In recent years, there has been a firestorm of media attention devoted to the cryptocurrency known as bitcoin. While it at first seemed to fall firmly into the domain of only the most tech-savvy people, “Bitcoin” as a name has made it into the mainstream buzz. Does that mean you should begin to accept bitcoin at your business?
Exactly What Is Bitcoin?
Many initially dismissed bitcoin as a flash in the pan. Others worried that it was untrustworthy or too complicated for the general consumer or business owner to understand. Bitcoin is a virtual currency used to transfer payments or conduct business over the internet. It is known as a cryptocurrency because it depends on cryptography to authenticate payments. In fact, there is no entity that oversees bitcoin in the same way that, for example, the U.S. government has authority over the dollar.
Because bitcoin is not legal tender in any jurisdiction and is not accepted by any financial institution, it only has value within its own ecosystem. The value of all bitcoins is kept in a master database called the “block chain” which is maintained on a peer-to-peer network. Those who furnish the hardware and software to verify transactions and host the database are known as “miners” and are rewarded for their work with bitcoins.
How to Make a Payment with Bitcoins
If you are a bitcoin holder, you have both a public key and a private one. Your public key is a long series of digits; your private one, another large grouping of numbers, is kept confidential and is cryptographically associated with it. Most users store this information in a piece of software known as a wallet that is kept in the cloud, on a personal computer or on a mobile phone.
When you want to make a payment using bitcoin, you sign a transaction using your cryptographic credentials. Then you submit it to the block chain. Miners make the calculations necessary to validate your payment, with acceptance taking only two or three minutes. As for the value of bitcoin, it has fluctuated wildly over the years. In the beginning, it was only worth a few cents relative to the U.S. dollar. At its peak towards the end of 2017, it reached $20,000 against the dollar but since has dropped to less than half that value, with continued fluctuations up and down. Business owners should be aware that bitcoin is inherently volatile, and this is a risk that anyone accepting bitcoin implicitly agrees to bear.
Because of the volatility of bitcoin and the complications this can lead to at tax time, many business owners wishing to accept it use a bitcoin merchant services provider (BMSP) such as Coinbase or BitPay. These entities act as middle men, accepting bitcoin from the customer and furnishing dollars, pounds or other relevant currency to the merchant. Once you have signed on with one of these providers, you simply put a “pay with bitcoin” button on your checkout screen. The provider does the rest, notifying you when the transaction is complete. The BMSP thus takes on holding and accepting bitcoin, freeing you from the accounting burdens. That being said, it is vital to do your homework and hire only an established, registered and trustworthy BMSP that is in compliance with all federal and state regulations.
Should You Consider Accepting Bitcoin?
Now that you have a basic idea of what bitcoin is and how it works, you are probably asking yourself if it makes sense to incorporate it into your business model as a method of accepting payments.
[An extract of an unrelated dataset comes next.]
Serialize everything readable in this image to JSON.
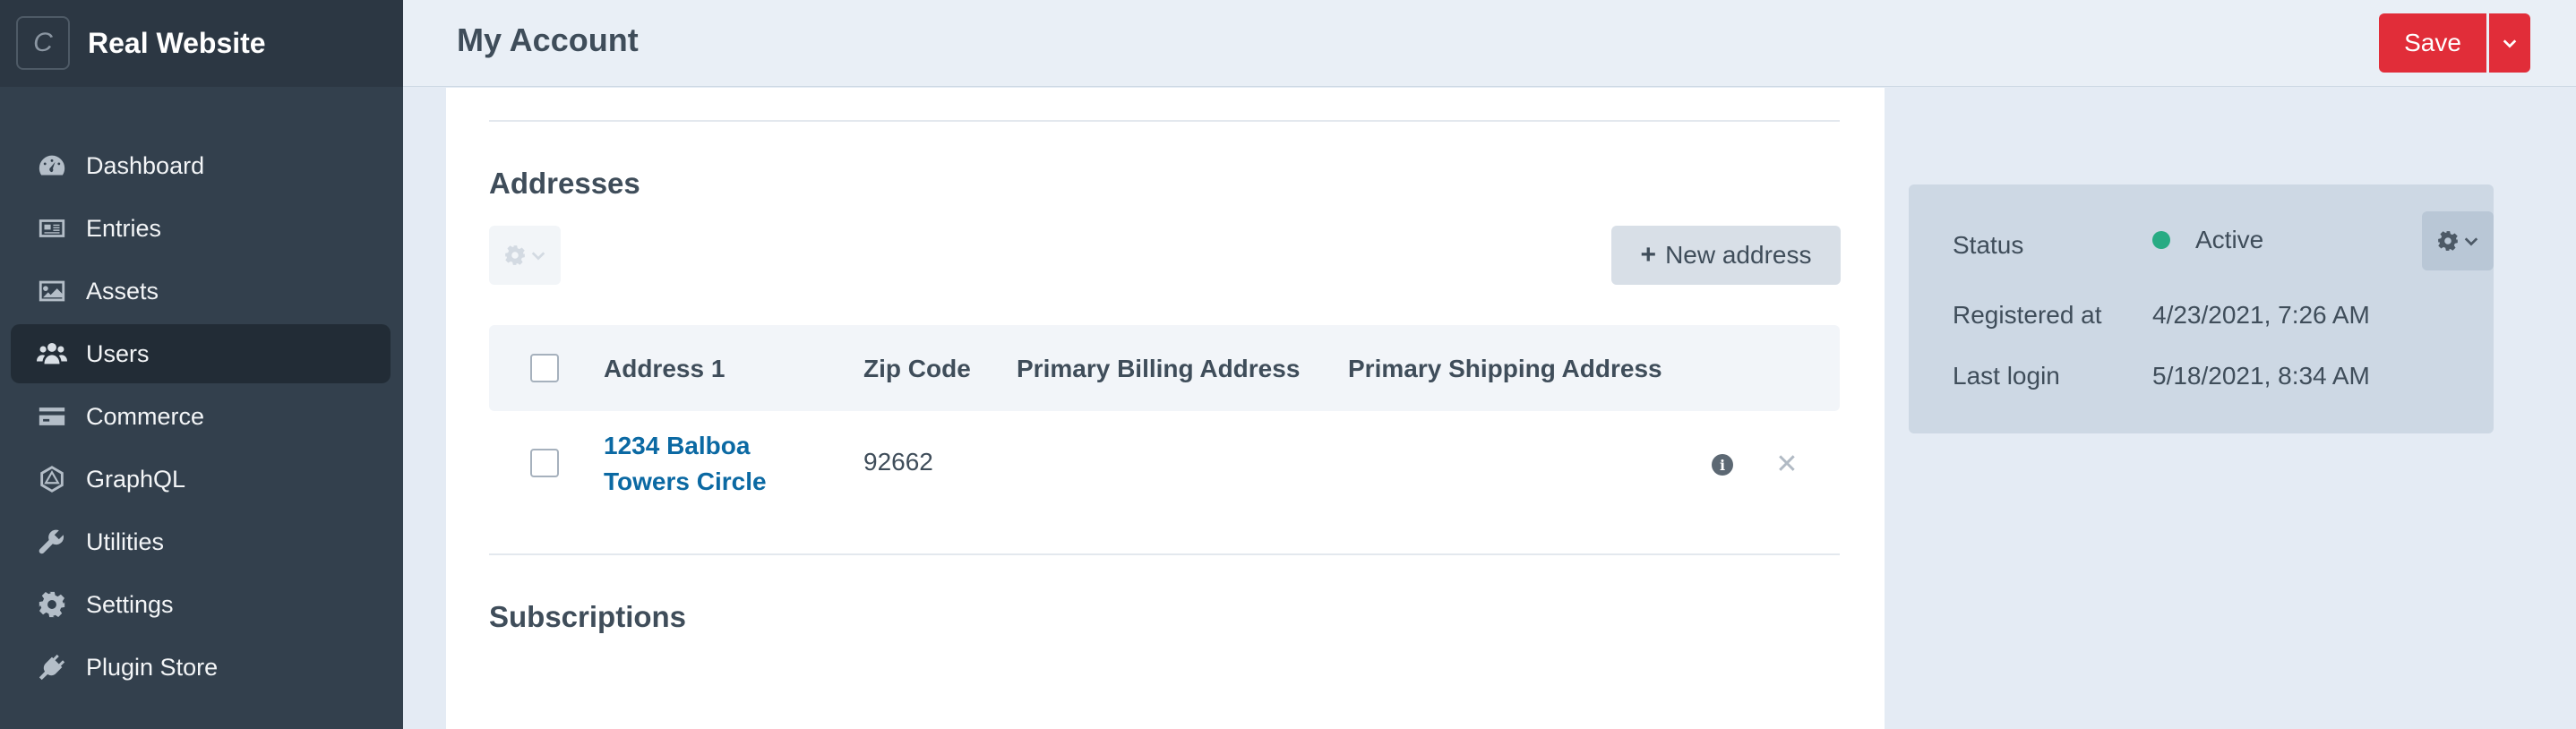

Here are some things to keep in mind:
- Bitcoin won’t make or break you. Today, less than 1 percent of the population uses bitcoin. While this number may increase in the future, for now there is no need to rush into making bitcoin acceptance a priority.
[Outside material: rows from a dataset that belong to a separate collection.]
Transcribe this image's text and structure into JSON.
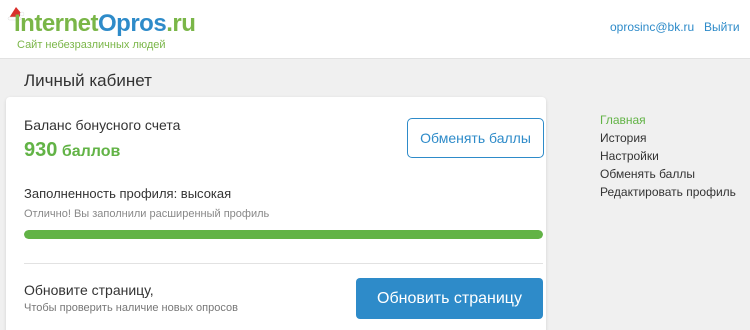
{
  "header": {
    "logo": {
      "part1": "Internet",
      "part2": "Opros",
      "part3": ".ru",
      "tagline": "Сайт небезразличных людей"
    },
    "email": "oprosinc@bk.ru",
    "logout_label": "Выйти"
  },
  "page": {
    "title": "Личный кабинет"
  },
  "balance": {
    "label": "Баланс бонусного счета",
    "value": "930",
    "unit": "баллов",
    "exchange_button": "Обменять баллы"
  },
  "profile": {
    "label": "Заполненность профиля: высокая",
    "subtitle": "Отлично! Вы заполнили расширенный профиль",
    "progress_percent": 100
  },
  "refresh": {
    "label": "Обновите страницу,",
    "subtitle": "Чтобы проверить наличие новых опросов",
    "button": "Обновить страницу"
  },
  "sidebar": {
    "items": [
      {
        "label": "Главная",
        "active": true
      },
      {
        "label": "История",
        "active": false
      },
      {
        "label": "Настройки",
        "active": false
      },
      {
        "label": "Обменять баллы",
        "active": false
      },
      {
        "label": "Редактировать профиль",
        "active": false
      }
    ]
  },
  "colors": {
    "green": "#62b346",
    "blue": "#2e8bc9",
    "logo_green": "#7ab648"
  }
}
- It’s confusing, but BMSPs can take most of the guesswork away. As stated above, assuming you find a legitimate provider, the process of accepting bitcoin can become less confusing.
- There’s risk, but bitcoin price volatility probably won’t affect you. When your customer pays with bitcoin via a BMSP, their bitcoin is instantly converted into your currency of choice. Therefore, you will receive the price you charged for the product the customer is buying regardless of what the fate of bitcoin values will be tomorrow.
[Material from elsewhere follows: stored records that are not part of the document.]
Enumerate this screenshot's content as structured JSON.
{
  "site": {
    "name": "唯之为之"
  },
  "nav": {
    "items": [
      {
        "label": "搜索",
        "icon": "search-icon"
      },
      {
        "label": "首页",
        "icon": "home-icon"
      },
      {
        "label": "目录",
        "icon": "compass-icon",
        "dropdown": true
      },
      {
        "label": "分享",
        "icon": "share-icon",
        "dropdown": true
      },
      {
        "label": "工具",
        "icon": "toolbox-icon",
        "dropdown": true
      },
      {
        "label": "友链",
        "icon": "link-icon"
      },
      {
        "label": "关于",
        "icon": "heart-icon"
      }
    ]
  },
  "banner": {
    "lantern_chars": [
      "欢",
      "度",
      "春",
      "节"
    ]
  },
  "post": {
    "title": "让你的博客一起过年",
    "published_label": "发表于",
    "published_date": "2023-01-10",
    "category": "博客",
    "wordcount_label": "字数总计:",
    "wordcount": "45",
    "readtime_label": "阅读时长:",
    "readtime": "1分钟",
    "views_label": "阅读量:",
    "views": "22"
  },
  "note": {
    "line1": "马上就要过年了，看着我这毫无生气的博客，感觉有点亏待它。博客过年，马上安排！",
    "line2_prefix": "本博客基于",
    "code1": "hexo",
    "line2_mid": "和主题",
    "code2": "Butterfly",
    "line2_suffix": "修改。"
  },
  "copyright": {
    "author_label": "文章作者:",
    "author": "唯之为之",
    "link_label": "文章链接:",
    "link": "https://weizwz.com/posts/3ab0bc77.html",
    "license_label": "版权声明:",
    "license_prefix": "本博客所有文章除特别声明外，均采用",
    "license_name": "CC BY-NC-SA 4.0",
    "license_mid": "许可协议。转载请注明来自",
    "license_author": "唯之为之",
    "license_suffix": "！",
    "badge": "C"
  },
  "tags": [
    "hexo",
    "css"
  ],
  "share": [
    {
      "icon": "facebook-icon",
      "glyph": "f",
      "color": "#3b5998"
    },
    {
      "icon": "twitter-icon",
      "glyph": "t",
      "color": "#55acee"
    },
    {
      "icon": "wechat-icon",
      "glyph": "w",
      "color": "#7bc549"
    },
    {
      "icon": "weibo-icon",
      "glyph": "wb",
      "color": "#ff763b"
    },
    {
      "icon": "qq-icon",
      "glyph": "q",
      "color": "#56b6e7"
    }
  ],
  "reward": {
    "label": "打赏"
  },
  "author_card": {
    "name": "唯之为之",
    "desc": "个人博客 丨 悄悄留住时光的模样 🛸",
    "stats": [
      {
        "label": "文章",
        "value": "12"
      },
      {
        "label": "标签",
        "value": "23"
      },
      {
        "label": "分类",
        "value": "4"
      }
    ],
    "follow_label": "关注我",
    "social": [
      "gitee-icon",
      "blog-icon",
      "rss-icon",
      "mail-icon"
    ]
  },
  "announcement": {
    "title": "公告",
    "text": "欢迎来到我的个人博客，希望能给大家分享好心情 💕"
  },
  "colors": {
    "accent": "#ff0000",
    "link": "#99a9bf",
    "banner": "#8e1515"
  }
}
- While small, you could attract customers in the Bitcoin community. Bitcoin fans like to patronize businesses that use their cryptocurrency of choice.
So should your business accept bitcoin? Quite simply, bitcoin is still a work in progress. The fact that only a tiny fraction of the population even understands it means that it still faces an uphill battle if it is to become a mainstream way to pay.
That being said, as a novelty, bitcoin acceptance may have value, so you would need to assess your customer types to determine if setting up bitcoin acceptance is worth the effort. Whatever your decision, bitcoin likely will continue to be a compelling topic of conversation and speculation for the foreseeable future.